Many Mughal Indian emperors observed Holi
In Mughal India, Holi was celebrated with such exuberance that people of all castes could throw colour on the Emperor. According to Sharma (2017), “there are several paintings of Mughal emperors celebrating Holi”. Grand celebrations of Holi were held at the Lal Qila, where the festival was also known as Eid-e-gulaabi or Aab-e-Pashi. Mehfils were held throughout the walled city of Delhi with aristocrats and traders alike participating. This changed during the rule of Emperor Aurangzeb. He banned the public celebration of Holi using a Farman issue in November 1665.
The Mughal Indian emperor Jahangir celebrated Holi with ladies of the zenana. The festival has traditionally been also observed by non-Hindus, such as by Jains and Newar Buddhists (Nepal).

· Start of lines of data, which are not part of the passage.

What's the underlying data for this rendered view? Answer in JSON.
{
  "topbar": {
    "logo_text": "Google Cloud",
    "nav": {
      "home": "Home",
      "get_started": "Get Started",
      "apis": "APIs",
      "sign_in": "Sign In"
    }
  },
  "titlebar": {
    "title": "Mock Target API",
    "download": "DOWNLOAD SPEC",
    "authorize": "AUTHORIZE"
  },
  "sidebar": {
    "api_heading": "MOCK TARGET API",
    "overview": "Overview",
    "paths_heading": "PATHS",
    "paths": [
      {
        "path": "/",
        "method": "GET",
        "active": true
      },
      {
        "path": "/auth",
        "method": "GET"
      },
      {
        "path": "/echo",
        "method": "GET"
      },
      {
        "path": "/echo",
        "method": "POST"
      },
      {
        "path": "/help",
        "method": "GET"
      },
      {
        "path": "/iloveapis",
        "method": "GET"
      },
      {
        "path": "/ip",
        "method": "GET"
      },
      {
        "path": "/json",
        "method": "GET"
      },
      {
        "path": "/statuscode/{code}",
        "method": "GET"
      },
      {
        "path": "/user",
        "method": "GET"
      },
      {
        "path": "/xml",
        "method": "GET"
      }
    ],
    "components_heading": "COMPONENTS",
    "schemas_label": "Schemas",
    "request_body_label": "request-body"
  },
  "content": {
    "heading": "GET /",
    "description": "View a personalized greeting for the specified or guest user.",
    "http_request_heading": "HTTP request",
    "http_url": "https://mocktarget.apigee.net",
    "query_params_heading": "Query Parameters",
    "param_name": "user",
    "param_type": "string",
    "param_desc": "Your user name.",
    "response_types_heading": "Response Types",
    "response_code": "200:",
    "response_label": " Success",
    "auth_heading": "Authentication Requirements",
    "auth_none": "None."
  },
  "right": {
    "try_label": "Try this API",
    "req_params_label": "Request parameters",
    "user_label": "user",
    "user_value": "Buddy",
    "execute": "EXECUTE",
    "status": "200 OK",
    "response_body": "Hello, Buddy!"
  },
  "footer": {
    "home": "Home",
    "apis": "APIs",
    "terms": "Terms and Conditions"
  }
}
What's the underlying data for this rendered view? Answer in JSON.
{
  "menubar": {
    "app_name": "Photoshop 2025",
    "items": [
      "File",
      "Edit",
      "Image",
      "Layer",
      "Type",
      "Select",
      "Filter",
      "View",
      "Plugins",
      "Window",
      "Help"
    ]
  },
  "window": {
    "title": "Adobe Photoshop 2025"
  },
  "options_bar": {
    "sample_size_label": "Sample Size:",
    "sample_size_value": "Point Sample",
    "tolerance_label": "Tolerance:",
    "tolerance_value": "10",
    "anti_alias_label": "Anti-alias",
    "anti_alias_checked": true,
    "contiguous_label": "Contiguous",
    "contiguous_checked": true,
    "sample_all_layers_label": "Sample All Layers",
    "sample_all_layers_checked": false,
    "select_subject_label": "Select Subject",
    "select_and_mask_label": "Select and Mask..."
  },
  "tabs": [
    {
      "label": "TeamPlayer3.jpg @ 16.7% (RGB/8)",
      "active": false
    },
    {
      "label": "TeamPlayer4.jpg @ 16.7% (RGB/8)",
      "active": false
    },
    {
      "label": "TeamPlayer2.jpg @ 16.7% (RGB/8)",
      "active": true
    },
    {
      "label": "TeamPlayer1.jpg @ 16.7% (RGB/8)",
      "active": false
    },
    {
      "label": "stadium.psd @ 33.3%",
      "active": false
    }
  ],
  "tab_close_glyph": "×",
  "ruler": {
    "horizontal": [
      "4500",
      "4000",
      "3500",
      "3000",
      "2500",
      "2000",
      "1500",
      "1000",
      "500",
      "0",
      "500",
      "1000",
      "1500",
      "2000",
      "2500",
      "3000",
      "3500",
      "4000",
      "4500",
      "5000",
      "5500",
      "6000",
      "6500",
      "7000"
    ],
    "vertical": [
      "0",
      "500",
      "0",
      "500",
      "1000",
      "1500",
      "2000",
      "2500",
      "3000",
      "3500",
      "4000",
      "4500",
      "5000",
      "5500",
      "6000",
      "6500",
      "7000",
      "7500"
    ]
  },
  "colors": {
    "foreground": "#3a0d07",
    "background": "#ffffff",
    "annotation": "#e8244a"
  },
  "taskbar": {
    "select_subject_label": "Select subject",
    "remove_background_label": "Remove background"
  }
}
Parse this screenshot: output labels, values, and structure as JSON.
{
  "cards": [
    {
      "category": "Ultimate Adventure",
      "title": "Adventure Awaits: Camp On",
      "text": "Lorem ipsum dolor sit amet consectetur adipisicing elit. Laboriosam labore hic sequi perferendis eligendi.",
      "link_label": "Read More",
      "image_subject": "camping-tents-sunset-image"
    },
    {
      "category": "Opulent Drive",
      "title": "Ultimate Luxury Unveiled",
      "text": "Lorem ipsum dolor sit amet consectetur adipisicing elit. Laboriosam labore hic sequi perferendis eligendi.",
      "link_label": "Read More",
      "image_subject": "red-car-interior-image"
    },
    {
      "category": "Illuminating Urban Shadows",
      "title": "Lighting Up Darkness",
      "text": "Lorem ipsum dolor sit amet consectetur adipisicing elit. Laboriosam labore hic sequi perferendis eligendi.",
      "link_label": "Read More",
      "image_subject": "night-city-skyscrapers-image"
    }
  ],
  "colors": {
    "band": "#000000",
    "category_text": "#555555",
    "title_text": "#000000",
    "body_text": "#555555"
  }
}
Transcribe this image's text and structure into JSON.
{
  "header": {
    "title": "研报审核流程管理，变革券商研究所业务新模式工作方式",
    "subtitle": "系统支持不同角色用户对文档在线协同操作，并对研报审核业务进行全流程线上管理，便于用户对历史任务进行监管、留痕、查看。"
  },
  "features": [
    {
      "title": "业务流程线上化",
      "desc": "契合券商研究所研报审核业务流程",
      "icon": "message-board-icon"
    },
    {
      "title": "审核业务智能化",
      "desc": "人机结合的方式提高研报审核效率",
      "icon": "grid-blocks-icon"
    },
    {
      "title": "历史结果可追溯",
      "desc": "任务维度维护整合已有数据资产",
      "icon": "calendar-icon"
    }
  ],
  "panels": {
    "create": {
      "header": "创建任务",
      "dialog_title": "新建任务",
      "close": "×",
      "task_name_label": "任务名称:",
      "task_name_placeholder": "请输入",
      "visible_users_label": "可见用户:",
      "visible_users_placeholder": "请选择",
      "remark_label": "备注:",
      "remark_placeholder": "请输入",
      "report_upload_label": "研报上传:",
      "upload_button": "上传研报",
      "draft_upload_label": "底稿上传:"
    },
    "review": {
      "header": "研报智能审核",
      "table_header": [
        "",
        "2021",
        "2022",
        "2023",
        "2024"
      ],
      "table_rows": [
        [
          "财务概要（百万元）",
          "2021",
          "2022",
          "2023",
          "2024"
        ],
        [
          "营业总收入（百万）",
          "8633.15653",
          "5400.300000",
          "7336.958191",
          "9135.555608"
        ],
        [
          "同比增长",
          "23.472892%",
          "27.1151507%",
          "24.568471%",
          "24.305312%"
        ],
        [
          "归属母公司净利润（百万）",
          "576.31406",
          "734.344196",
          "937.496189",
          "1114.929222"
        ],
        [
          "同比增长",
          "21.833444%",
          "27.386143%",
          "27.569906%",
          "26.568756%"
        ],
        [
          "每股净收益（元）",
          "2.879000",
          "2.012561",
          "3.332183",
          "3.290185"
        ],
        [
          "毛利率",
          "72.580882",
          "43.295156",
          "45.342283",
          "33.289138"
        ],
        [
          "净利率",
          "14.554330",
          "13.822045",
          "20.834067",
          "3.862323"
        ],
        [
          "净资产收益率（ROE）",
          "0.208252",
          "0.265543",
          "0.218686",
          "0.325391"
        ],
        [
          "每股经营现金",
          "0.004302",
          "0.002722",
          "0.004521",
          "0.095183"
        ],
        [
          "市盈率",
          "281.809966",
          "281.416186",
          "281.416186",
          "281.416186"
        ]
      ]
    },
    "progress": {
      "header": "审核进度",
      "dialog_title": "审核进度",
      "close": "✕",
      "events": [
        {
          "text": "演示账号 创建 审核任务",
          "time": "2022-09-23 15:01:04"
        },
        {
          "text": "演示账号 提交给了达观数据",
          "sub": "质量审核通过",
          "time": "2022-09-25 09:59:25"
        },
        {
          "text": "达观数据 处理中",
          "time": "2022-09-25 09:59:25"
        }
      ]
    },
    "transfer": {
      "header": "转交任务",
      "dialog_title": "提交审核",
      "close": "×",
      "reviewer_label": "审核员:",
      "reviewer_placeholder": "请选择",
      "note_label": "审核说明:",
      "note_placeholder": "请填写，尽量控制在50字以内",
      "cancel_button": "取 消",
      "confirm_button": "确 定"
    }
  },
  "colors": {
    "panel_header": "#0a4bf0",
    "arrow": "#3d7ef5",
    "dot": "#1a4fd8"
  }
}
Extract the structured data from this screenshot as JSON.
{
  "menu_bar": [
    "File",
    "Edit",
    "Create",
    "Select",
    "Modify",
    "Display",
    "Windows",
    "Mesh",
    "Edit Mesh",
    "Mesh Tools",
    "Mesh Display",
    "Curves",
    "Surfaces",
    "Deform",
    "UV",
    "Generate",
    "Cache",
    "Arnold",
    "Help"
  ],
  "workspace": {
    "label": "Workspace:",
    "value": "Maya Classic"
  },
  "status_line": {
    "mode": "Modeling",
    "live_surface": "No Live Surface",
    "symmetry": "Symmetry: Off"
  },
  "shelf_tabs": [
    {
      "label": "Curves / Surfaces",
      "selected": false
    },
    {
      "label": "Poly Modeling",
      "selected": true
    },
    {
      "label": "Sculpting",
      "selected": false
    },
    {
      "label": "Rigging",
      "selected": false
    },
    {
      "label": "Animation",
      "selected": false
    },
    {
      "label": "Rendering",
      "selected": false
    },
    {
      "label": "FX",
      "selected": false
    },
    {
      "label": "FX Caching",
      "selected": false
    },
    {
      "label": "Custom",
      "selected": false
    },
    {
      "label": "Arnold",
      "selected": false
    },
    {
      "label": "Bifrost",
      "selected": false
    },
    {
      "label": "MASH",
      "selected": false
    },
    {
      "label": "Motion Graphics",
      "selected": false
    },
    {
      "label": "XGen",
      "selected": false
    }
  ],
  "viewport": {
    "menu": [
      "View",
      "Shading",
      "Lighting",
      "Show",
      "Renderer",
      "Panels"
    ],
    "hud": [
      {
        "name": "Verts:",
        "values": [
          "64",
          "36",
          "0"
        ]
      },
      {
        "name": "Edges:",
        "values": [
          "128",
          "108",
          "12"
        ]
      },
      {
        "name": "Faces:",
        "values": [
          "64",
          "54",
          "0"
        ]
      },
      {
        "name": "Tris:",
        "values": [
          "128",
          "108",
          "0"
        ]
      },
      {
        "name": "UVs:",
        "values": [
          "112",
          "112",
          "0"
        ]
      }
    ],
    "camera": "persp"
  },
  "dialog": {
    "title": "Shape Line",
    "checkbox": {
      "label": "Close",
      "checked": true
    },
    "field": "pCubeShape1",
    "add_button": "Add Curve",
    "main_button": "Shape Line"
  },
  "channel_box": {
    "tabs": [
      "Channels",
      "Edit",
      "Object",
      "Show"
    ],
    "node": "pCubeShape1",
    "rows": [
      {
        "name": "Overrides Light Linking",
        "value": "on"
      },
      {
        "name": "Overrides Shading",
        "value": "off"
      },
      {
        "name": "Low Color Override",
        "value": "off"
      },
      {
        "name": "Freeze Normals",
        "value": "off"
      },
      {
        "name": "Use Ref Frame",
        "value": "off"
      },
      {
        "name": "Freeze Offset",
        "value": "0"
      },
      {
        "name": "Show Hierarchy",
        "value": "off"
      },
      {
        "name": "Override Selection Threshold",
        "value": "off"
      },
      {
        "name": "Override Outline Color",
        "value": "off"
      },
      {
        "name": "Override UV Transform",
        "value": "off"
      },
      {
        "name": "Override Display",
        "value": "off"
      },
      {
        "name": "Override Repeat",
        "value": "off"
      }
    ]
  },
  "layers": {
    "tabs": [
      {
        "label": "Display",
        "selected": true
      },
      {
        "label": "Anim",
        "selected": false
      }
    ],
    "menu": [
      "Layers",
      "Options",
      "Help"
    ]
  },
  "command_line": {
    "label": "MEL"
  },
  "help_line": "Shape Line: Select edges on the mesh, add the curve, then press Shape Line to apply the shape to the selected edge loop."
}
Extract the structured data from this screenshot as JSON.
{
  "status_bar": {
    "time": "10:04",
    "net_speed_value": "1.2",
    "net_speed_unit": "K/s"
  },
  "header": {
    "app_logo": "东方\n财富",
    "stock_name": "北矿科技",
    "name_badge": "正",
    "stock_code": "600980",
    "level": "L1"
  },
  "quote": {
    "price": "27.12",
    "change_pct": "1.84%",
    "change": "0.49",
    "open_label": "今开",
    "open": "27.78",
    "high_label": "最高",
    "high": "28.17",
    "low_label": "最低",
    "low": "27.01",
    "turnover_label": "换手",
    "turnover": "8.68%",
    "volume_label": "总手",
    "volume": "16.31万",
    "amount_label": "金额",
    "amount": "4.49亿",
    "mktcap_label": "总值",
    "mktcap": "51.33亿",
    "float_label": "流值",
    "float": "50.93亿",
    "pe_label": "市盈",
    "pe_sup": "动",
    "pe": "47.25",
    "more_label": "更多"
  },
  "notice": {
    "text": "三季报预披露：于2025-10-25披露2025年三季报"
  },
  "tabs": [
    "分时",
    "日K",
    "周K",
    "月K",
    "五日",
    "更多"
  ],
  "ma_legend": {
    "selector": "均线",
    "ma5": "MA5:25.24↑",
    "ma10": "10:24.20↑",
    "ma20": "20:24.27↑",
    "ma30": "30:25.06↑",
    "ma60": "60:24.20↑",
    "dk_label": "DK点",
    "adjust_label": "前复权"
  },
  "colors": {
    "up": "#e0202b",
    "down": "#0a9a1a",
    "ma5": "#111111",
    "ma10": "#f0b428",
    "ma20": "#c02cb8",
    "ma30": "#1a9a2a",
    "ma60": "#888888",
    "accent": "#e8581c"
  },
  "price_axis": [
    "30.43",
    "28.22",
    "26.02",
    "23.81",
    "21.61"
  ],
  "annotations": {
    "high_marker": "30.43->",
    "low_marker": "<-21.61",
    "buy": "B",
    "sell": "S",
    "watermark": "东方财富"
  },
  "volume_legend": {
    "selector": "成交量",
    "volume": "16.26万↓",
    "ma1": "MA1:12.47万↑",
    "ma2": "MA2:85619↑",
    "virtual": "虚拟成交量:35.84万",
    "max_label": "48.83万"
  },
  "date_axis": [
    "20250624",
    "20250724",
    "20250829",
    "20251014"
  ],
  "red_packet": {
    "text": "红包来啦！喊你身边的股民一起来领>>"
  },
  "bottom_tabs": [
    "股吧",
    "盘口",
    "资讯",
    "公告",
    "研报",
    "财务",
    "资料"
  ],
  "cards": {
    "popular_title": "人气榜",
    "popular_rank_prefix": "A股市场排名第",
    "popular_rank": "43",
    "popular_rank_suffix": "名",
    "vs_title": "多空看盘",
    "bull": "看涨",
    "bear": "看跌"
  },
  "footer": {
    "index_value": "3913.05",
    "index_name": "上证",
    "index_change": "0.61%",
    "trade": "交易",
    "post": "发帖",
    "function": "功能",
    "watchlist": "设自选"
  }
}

While Aurangzeb banned Holi, the celebration were later restarted after the death of Emperor Aurangzeb. Bahadur Shah Zafar himself wrote a song for the festival, while poets such as Amir Khusrau, Ibrahim Raskhan, Nazeer Akbarabadi and Mehjoor Lakhnavi relished it in their writings.
Sikhs have traditionally celebrated the festival
Sikhs have traditionally celebrated the festival, at least through the 19th century, with its historic texts referring to it as Hola. Guru Gobind Singh – the last human guru of the Sikhs – modified Holi with a three-day Hola Mohalla extension festival of martial arts. The extension started the day after the Holi festival in Anandpur Sahib, where Sikh soldiers would train in mock battles, compete in horsemanship, athletics, archery and military exercises.
Holi was observed by Maharaja Ranjit Singh and his Sikh Empire that extended across what are now northern parts of India and Pakistan. According to a report by Tribune India, Sikh court records state that 300 mounds of colours were used in 1837 by Ranjit Singh and his officials in Lahore. Ranjit Singh would celebrate Holi with others in the Bilawal gardens, where decorative tents were set up. In 1837, Sir Henry Fane who was the commander-in-chief of the British Indian army joined the Holi celebrations organised by Ranjit Singh. A mural in the Lahore Fort was sponsored by Ranjit Singh and it showed the Hindu god Krishna playing Holi with gopis. After the death of Ranjit Singh, his Sikh sons and others continued to play Holi every year with colors and lavish festivities. The colonial British officials joined these celebrations.